critics warn that attracting deposits this way could heighten consumer sensitivity to rates.
PNC Bank Corp. last month introduced Auction Zone on its Web site, joining USABanc-shares.com in conducting regular auctions to attract customers and set rates on certificates of deposit. Fleet Boston Corp. is testing a similar service.
The banks seem to want to capitalize on the excitement generated by Internet auction ventures led by eBay Inc., which had 5.6 million registered buyers at the end of the second quarter, up 556% from a year earlier. Sales via eBay were $622 million, up 346% from a year earlier.
In the consumer loan market, LendingTree Inc. of Charlotte, N.C., has a network of 80 lenders that bid on consumer and mortgage loan applications submitted through its Web site. It processes $65 million a day in applications for mortgage, home equity, automobile, personal, and credit card loans.
NetEarnings Inc. of Burlingame, Calif., and PrimeStreet Corp. of Menlo Park, Calif., have built similar loan services for the small-business market.
On-line auctions are not just a way to jump-start Web activity, advocates say, but are inevitable.
"It is hard to imagine a world where customers would not be able to buy real-time financial services products," said Robert B. Hedges Jr., managing director of retail banking services at Fleet Boston, in a speech at a recent American Banker conference. Though Fleet declined to discuss its auction pilot, Mr. Hedges predicted that on-line auctions would soon be "not fringe activities, but mainstream."
Kenneth L. Tepper, president and chief executive officer at USABancshares.com in Philadelphia, said, "If banks are going to compete in this new world in terms of owning financial services on the Internet, then we have got to become competitive like other Internet companies."
Since May, $20 million-asset USABancshares.com has operated a Web site called CDenergy where customers bid daily for federally insured certificates of deposit. Bidding starts at an annual rate yield of 10%. Using a reverse bidding process, consumers typically drive the yield down close to market rates.
USABancshares.com's first auction attracted 2,500 participants to bid on a 12-month CD that sold at a final rate of 5.724%. That is higher than the average national rate posted by Bank Rate Monitor of about 5.28%, but lower than the 6.2% that Telebanc Financial Corp.'s Telebank pays on a one-year CD.
"The story here is about out-of-the-box, creative delivery channels," Mr. Tepper said. "You need to get rid of your banker's hat and say, 'Look, we will not win as bankers.' There are 2,000 on-line banking sites out there, and they all look identical."

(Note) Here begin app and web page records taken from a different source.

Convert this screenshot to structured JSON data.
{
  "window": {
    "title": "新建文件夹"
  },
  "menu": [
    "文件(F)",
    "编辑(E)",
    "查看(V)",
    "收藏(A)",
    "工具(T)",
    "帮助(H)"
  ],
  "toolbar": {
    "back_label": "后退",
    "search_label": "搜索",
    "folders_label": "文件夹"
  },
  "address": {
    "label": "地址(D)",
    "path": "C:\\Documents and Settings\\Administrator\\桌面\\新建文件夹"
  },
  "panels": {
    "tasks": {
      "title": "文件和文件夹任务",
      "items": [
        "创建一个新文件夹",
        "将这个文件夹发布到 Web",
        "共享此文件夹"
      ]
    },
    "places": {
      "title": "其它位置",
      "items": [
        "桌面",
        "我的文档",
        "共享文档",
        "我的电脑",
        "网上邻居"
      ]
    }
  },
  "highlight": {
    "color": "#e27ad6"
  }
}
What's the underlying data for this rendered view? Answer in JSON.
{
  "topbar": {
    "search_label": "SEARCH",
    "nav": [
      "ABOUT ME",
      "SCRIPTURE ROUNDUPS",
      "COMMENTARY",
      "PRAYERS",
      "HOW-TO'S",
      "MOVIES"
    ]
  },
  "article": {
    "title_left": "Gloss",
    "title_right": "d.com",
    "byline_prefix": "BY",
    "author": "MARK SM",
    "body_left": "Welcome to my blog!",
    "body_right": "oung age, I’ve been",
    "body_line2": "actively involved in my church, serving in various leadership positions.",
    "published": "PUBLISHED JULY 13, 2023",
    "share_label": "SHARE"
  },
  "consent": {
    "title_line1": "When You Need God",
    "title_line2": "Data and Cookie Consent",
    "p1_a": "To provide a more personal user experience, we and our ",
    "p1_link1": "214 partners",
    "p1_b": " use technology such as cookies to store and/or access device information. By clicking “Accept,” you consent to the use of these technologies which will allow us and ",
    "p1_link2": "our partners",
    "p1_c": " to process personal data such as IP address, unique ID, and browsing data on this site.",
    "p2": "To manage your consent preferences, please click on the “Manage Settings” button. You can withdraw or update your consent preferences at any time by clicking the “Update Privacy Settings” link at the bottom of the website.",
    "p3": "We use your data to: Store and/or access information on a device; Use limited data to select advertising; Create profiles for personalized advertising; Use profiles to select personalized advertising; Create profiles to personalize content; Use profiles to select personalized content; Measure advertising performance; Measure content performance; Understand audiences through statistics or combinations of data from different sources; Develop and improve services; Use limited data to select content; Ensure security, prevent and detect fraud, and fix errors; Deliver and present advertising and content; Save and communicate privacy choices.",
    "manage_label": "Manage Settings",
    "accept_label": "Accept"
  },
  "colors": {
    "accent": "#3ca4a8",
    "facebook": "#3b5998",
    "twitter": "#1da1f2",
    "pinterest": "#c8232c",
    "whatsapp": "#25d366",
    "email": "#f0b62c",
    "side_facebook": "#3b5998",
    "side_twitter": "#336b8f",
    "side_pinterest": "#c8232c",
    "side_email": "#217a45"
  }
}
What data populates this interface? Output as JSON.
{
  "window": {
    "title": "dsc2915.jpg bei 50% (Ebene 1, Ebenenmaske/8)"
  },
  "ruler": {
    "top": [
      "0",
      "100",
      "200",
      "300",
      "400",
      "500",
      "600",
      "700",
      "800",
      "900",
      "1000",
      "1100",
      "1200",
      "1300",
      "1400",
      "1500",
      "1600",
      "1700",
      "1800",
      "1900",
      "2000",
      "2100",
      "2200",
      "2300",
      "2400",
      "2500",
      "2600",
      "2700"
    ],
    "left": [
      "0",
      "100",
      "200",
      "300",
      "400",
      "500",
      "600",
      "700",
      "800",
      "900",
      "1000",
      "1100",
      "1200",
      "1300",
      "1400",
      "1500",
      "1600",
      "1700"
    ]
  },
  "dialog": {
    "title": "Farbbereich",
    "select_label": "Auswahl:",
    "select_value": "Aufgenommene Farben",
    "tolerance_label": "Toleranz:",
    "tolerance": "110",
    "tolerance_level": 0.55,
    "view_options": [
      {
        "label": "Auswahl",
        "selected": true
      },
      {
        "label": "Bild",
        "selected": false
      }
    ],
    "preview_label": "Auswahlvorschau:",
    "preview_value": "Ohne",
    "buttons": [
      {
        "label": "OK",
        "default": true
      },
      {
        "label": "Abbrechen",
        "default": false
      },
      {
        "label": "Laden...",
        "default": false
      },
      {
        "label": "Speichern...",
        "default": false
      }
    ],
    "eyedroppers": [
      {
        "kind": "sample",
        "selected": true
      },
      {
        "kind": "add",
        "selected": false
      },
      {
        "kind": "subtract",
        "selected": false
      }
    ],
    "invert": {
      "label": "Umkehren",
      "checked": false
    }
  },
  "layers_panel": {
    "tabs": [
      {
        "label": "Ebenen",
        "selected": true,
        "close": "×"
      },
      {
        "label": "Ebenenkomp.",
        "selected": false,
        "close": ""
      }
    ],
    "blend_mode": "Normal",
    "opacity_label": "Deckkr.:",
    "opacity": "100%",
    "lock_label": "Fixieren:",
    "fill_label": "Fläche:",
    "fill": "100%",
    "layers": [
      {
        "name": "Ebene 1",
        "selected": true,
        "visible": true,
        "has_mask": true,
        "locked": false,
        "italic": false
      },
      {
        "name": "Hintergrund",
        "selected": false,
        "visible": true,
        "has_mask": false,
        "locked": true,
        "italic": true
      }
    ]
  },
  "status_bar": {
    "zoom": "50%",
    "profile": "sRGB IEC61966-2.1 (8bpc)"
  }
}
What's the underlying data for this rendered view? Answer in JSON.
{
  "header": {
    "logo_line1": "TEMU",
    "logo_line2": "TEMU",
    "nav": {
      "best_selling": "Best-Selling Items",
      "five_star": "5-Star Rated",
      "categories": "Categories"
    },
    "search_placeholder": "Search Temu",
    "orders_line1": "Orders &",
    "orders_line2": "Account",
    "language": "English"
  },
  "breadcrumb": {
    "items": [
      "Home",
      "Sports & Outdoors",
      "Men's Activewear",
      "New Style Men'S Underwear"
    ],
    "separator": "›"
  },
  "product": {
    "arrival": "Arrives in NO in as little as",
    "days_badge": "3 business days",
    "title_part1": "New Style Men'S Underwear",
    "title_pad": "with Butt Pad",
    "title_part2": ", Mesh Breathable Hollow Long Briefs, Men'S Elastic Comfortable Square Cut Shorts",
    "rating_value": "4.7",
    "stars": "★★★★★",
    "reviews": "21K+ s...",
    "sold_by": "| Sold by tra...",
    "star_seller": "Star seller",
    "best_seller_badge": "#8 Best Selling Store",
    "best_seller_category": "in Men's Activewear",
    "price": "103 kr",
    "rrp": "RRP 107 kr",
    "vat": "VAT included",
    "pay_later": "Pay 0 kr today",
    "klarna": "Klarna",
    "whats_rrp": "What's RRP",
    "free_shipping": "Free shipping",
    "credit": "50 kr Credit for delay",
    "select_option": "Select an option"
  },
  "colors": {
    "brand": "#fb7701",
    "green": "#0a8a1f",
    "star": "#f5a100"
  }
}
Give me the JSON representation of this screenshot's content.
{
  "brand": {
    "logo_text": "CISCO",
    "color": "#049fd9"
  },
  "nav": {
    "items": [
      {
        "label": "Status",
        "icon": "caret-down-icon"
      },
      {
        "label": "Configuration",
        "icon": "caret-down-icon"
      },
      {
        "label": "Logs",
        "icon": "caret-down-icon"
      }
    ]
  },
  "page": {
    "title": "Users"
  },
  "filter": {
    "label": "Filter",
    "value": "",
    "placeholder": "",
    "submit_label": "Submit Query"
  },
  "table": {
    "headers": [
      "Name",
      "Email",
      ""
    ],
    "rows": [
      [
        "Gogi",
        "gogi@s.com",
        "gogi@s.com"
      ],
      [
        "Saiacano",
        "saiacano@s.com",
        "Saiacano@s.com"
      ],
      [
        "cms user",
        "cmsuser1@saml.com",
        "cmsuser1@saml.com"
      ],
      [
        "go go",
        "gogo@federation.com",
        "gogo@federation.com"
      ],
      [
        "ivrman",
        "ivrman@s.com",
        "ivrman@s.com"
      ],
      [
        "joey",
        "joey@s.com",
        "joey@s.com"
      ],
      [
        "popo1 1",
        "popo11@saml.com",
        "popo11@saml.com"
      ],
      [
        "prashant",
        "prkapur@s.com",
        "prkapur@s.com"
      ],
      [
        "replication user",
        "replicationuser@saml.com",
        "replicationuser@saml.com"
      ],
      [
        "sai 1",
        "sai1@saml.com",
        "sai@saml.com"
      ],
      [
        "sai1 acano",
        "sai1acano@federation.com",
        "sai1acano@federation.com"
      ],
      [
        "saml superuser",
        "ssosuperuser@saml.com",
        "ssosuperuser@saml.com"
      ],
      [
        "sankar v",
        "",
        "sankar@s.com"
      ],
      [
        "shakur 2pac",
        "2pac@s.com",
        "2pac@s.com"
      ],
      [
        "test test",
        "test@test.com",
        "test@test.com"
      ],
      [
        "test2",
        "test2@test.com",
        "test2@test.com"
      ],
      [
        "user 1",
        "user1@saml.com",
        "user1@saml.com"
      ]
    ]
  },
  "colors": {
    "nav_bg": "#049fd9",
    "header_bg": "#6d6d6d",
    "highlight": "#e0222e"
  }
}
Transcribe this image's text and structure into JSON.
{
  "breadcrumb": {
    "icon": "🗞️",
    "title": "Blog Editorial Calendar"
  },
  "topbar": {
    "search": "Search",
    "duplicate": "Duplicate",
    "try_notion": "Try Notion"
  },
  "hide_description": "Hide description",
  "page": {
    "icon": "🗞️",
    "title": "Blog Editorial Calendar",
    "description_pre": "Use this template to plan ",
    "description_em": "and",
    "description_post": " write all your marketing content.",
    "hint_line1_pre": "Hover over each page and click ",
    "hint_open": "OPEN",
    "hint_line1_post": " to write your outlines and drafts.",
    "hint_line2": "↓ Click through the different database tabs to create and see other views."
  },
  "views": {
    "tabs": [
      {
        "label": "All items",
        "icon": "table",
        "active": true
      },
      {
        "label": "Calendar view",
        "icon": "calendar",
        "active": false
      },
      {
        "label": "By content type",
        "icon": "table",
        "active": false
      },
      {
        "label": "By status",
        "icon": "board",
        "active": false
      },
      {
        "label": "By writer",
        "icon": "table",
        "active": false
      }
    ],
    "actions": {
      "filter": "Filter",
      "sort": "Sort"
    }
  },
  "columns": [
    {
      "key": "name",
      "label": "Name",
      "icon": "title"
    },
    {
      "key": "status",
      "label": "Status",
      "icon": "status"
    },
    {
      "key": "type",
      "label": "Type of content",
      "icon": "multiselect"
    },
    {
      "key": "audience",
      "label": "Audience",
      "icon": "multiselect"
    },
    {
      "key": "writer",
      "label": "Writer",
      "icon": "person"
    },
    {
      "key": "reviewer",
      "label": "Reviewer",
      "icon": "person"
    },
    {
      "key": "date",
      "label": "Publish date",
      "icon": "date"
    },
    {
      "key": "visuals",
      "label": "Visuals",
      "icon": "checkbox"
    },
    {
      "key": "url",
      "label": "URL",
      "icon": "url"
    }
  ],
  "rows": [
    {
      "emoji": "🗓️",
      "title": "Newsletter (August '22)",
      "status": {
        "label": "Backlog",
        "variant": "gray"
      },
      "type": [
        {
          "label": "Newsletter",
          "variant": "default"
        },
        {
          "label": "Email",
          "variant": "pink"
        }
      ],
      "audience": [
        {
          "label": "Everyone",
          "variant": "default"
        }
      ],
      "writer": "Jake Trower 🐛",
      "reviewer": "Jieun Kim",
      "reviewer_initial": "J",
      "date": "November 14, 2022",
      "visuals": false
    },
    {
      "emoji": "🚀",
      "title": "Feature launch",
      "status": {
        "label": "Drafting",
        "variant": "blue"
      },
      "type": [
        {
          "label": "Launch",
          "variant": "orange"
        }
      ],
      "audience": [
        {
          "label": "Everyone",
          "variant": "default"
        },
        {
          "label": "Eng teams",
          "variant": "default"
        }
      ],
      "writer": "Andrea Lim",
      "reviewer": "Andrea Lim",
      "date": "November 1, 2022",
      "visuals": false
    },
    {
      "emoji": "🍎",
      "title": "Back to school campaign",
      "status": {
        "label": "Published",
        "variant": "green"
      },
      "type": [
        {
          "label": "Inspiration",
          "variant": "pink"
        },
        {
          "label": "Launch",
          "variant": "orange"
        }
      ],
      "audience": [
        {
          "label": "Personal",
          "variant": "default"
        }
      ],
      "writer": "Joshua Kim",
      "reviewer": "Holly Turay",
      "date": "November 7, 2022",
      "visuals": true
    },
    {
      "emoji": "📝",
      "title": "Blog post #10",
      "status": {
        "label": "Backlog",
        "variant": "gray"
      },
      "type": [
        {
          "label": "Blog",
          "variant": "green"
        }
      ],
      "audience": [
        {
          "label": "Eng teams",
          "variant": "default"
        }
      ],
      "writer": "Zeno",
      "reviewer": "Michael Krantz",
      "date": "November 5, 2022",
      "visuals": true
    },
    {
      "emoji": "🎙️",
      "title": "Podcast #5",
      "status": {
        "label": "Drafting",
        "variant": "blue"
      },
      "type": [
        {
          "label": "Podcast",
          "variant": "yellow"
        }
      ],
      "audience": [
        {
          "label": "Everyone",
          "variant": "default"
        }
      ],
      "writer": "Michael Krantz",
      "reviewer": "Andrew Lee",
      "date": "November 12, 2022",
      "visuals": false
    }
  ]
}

Mr. Tepper plans to auction other products, including mortgages and home equity lines of credit.
PNC also plans to step up its auction activity. It held a five-day, on-line auction in September, selling 50 12-month CDs for $5,000 each. The average annual yield was 6.10%.
"It gets our customers excited, we get people to our Web site, and a number of people get good deals," said PNC senior vice president Martin Evancoe. "I would be surprised if not everybody looked at it."
PrimeStreet, which has received $10 million of funding from Royal Bank of Canada, is creating a service to enable 50 banks to view small-business loan applications. PrimeStreet would get them credit-scored, then banks would submit bids spelling out their terms, which borrowers would review before making a decision. The service would be free to customers, and banks would pay for every closed loan.
"We are trying to shift the balance of power," said Shelley Harrison, co-founder of PrimeStreet. "Borrowers right now are very much at the mercy of banks, and we want to make sure they feel as though they are able to see a number of qualified bids that they can evaluate, and in terms they understand."
Despite the enthusiasm, some bankers who prefer not to be viewed as pure price competitors or commodity marketers are wary of on-line auctions.
Bert Ely, an Alexandria, Va.-based bank consultant, said auctions would put pressure on all banks to offer better rates, and said this is "not in bankers' best interests." In addition, auctions "do not build a franchise. Banks will do as much as possible to sell service, convenience, and a value proposition rather than just a straight price proposition."
Banks that run auctions are likely to attract rate-shoppers who would leave for even a marginally better rate of return, he added.
Mitchell Caplan, president and chief executive officer of Telebank, concurred that auctions do not promote relationships.
"We do not need to create an auction," Mr. Caplan said. Telebank is aiming to offer service and convenience, he said. "Over the long term, that is how you build value with the customer."
But Mr. Evancoe of PNC said auctions could be an important first step toward getting customers. Then it would be PNC's job to demonstrate its other strengths and develop stronger relationships.
"Any retailer who can get people into his store is happy," Mr. Evancoe said. Auctions "get people into our store."